Due to the inevitable possibility of the battery dying and leading to corrupt data, most/all games that use SRAM to store game progress also employ code that performs a checksum on the data. This is often accomplished by adding all of the bytes together, and storing the resulting number in the SRAM. If any of the data were corrupted, the checksum would not match, and the game will often erase the save data completely and start over. Due to this, if editing a SRAM file, you must also know the checksum routine, and edit the checksum accordingly. If not, a modified SRAM file will show up as blank when loaded into a game. Each game is free to use their own checksum routine.
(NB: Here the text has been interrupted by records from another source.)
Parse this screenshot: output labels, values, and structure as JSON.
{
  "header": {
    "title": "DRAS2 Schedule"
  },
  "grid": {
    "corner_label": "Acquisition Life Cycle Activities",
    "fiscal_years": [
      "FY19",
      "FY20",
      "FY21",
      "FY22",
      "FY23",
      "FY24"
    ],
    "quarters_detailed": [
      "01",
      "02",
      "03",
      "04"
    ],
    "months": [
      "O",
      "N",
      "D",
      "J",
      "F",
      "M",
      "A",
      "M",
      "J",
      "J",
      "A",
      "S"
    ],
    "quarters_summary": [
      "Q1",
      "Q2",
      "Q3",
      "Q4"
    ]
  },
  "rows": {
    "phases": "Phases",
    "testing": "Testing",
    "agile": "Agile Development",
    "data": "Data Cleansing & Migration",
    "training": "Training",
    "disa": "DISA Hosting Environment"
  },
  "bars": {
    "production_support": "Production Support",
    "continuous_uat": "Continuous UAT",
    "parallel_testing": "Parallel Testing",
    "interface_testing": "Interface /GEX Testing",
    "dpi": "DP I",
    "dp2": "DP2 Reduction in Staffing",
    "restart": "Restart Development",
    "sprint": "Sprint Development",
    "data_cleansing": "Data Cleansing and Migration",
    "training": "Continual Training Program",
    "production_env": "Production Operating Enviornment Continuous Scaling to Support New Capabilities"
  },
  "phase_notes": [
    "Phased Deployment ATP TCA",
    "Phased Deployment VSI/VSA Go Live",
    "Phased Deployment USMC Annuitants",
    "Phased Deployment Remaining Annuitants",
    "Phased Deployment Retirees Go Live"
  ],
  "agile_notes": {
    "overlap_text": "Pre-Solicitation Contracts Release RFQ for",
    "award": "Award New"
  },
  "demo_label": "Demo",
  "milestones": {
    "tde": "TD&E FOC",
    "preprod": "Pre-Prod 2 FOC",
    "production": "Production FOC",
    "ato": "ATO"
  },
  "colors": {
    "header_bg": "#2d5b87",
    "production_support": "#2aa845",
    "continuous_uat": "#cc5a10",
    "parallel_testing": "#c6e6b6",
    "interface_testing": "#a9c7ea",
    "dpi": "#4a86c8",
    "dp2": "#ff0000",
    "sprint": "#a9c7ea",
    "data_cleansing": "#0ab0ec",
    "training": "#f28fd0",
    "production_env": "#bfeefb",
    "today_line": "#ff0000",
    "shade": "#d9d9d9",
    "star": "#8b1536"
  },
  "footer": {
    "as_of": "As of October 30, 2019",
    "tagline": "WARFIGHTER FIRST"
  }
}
Since the SRAM is data written directly from the game itself, SRAM files (often ending with .srm) are compatible across most emulators and real hardware cartridges. SRAM differs from emulator savestates, which are unique to each emulator. Savestate files hold all of the data in all the different parts of the emulated system, plus various status registers that the emulator author needs to save. While SRAM holds only data that the game designers intended to save.
As a copy protection, Capcom used a battery-backed SRAM to store decryption keys for its CPS-2 system arcade games. Once the battery dies, and the decryption keys are lost, the game is no longer playable. Nowadays, there are fixes for this problem.
-  - Wikipedia's page on Static random-access memory